At The Theater: Dailey and Vincent

By Mary Ann Enloe | Aug 20, 2014

Dailey and Vincent, three-time International Bluegrass Music Association Entertainers of the Year and Vocal Group of the Year, Dove award winners and two-time Grammy nominees, flew into Franklin on a fast track Friday night.

An excited sold-out crowd of 1,500 raised the roof at the state-of-the-art Smoky Mountain Center for the Performing Arts when Jamie Dailey and Darrin Vincent and their eight-piece band bounded onstage.

I knew before the show started that their playlist included new material they were trying out in preparation for their live CD/DVD/public television concert Sept. 13 and 14 at the Hylton Performing Arts Center at George Mason University, because a last-minute media pass included a brief one-on-one chat with co-founder Darrin Vincent.

I was almost late for the scheduled 6:45 p.m. interview. SMCPA general manager Paul Garner quickly escorted me backstage to the 'green' room.  Pleasant and efficient, he's good at his job.

"Just sit there while I try to find Darrin,"he said as he pointed me to  table in front of a counter full of casseroles and cakes.

The Taylors came into the room right behind me. "We're from Cleveland, Georgia. I'm Mark. I work for Springer Farms Chicken. They sponsor Dailey and Vincent. That's my wife Glenda," he said.  "She owns Glenda's Restaurant in Cleveland, near Helen, and the newspaper just did a poll and she won in five categories — best biscuits, bread, sweet tea, dessert and family restaurant."  He beamed and said it all in one breath.

A man carrying snare drum sticks came straight toward me. I introduced myself and he said, "I'm just looking for water.  Have you seen any?"  He was the band's drummer.
By now it was 7 p.m.  The show started at 7:30 p.m. About that time a nice looking man in a spiffy tailored suit came through the back door. He looked as if he could be the husband of a public school principal. Darrin Vincent is.

We shook hands and he sat down at the round table, relaxed, seemingly oblivious to the fact that he had a sold-out show to play in less than 25 minutes.  I broke the ice by mentioning their 2014 IBMA nominations and I told him I'm a voting member. "So I'll see you in Raleigh in October at the awards show?" I asked.

Vincent talks with his hands.  "I don't know, I just don't know," he said, hands in the air.  "We were just invited last night and we've had another show booked for months. We want to go, but it's a 20-hour trip. I just don't know if we'll have time to get there."

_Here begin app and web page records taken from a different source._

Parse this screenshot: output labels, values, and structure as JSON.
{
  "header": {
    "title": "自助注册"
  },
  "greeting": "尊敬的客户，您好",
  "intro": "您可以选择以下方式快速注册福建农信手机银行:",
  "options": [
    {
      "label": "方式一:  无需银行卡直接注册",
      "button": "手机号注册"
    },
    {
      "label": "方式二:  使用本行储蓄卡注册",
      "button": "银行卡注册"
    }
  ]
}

When he told me about playing with Ricky Skaggs, I mentioned Marc Pruett who earned his Grammy award playing with Skaggs.  "Then you know Marc?" I asked.  "He's one of us in Haywood County."

Again the hands went up. "Well, you'll have to vote for Balsam Range. You can't vote for us," he said, shaking his head.

I mentioned other successful Haywood County musicians, concluding with IBMA winning banjo wizard Steve Sutton's name:  "Steve lives right down the street from me."

Vincent's eyes widened.  "You live in a hotbed of bluegrass," he said definitively. We spoke of small towns.  "My grandparents lived in Lick Skillet, Missouri," he said.  "It doesn't get any smaller than that."

Vincent began singing with his family when he was three years old.  His sister Rhonda of Rhonda Vincent and the Rage is considered the Queen of Bluegrass.
As easy to talk to as Darrin Vincent was, he had a show to do and I was more conscious of his time than he seemed to be.  I thanked him and reluctantly made my way to the lobby.
My good seat was just in front of Shirley and Don Ezell of Waynesville and Martha and Michael Davis of the Barber's Orchard neighborhood. The Davis's son Christian sings bass with Dailey and Vincent and was an audience favorite.  His full bass tones reminded me of the Statler Brothers' Harold Reid.  A couple of year ago Dailey and Vincent covered the Statler Brothers' biggest hits in a chart-topping, award-winning album.  They sang three of those songs Friday night, to the delight of a revved-up audience.

Dailey and Vincent are highly respected in gospel circles.  The biggest crowd pleasers in a night of them were their gospel numbers.  "I'll Live Again," a hit for the Kingsmen Quartet in 1999 and one of the Singing News Fan Award's Top 10 of that year, was written by Ila Chandler Knight of Balsam.  A graduate of Waynesville Township High School, Knight became a prolific and successful writer of gospel songs and has traveled the world as a performer.

"I wrote that in 1976," she said, "And I wasn't too crazy about it.  Now it's considered a classic.  Dailey and Vincent do a great job on it.  I heard them do it at Ryman Auditorium in Nashville.  I'm hoping they will record it."
Dailey and Vincent are a class act.  If you're still on the fence about bluegrass/country music, you need to hear this top-notch band.  There's something for everybody when Dailey and Vincent take the stage, and it's all good. These folks know how to do it.